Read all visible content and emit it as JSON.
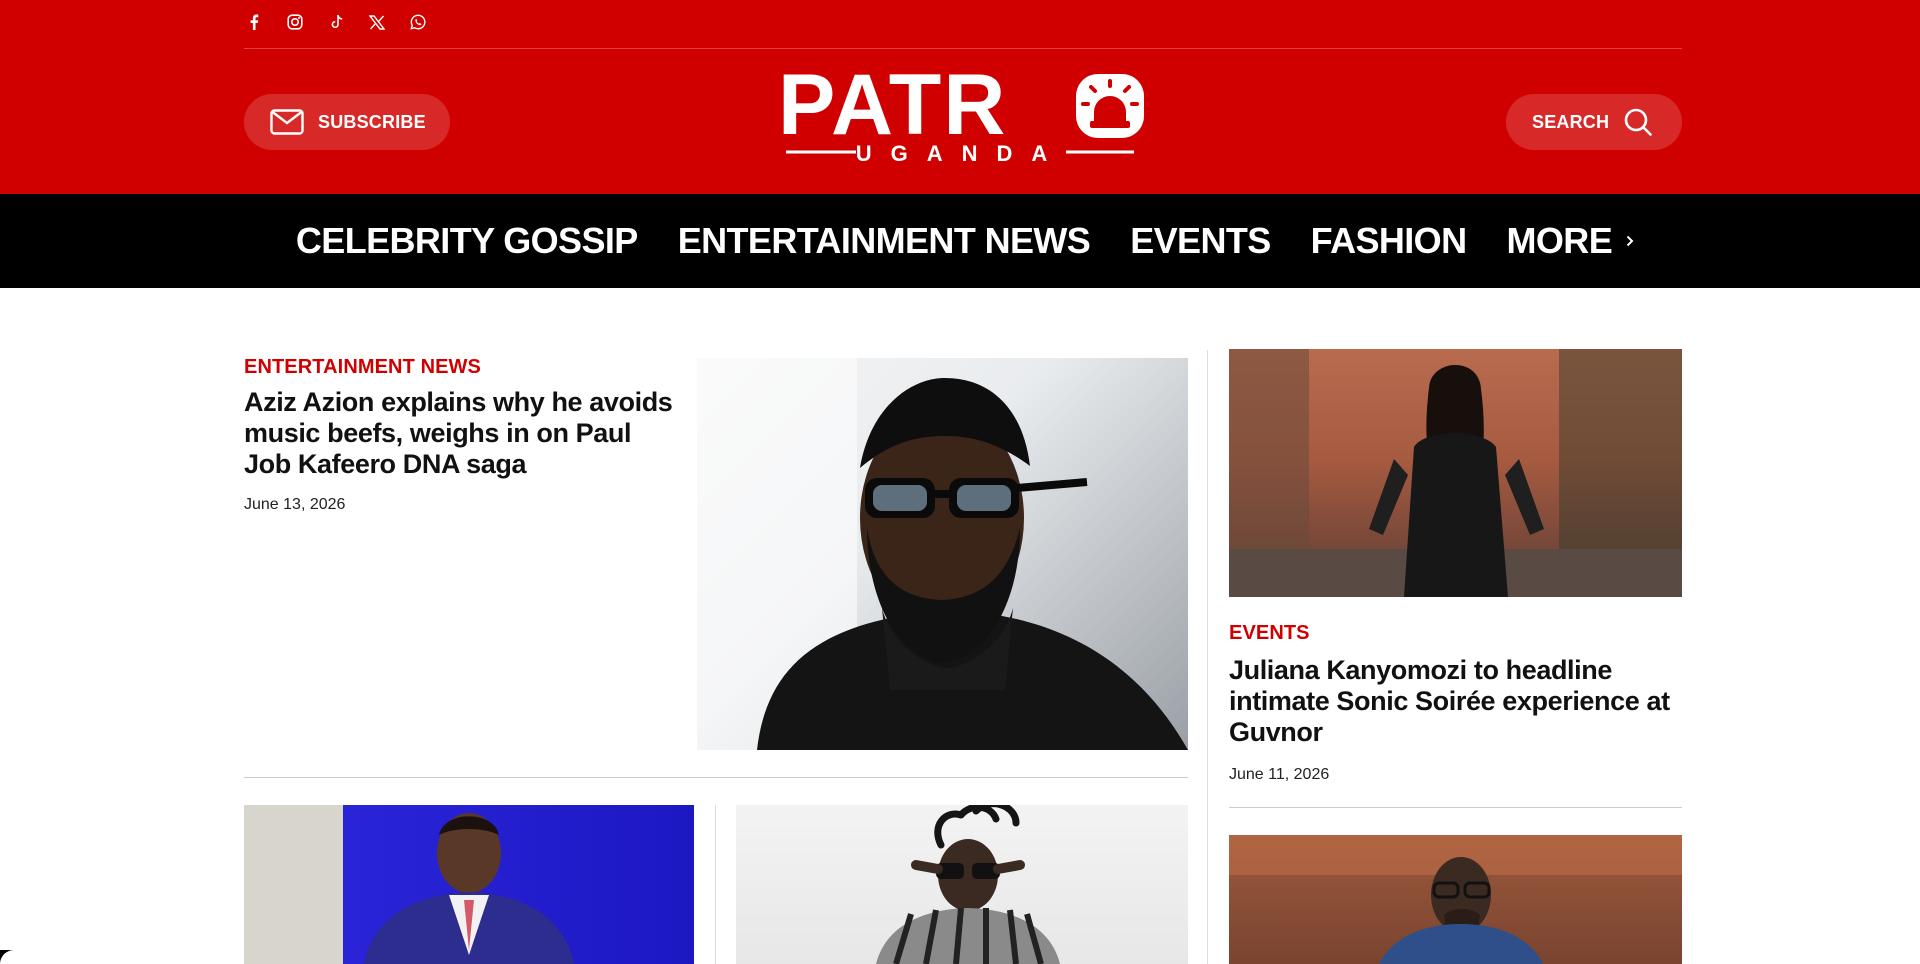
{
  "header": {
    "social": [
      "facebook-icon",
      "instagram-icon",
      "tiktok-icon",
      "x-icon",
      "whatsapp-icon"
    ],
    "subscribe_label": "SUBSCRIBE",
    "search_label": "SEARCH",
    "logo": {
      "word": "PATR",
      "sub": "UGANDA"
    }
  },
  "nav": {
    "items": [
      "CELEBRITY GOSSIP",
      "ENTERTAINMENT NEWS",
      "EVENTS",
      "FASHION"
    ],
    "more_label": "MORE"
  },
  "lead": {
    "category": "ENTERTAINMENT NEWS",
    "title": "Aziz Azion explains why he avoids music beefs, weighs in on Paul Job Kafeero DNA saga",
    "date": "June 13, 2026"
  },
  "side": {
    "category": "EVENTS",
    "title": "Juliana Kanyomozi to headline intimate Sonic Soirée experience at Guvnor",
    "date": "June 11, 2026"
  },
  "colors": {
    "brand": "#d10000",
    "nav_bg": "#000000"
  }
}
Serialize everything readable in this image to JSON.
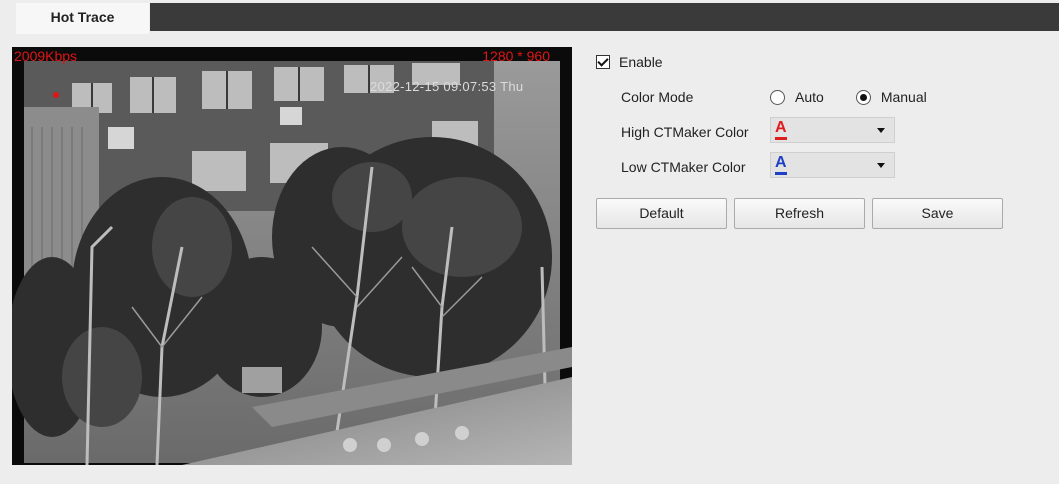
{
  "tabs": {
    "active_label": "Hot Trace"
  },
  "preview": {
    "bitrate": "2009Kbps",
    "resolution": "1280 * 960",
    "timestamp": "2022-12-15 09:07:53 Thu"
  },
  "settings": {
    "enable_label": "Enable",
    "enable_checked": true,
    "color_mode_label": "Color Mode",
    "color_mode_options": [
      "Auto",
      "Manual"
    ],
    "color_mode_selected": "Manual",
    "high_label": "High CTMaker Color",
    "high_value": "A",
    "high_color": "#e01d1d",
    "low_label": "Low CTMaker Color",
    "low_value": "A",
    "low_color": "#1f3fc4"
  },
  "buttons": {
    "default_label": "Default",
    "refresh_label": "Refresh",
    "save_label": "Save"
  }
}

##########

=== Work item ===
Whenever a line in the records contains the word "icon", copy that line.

=== Completed exercise ===
      "facebook-icon",
      "instagram-icon",
      "tiktok-icon",
      "x-icon",
      "whatsapp-icon"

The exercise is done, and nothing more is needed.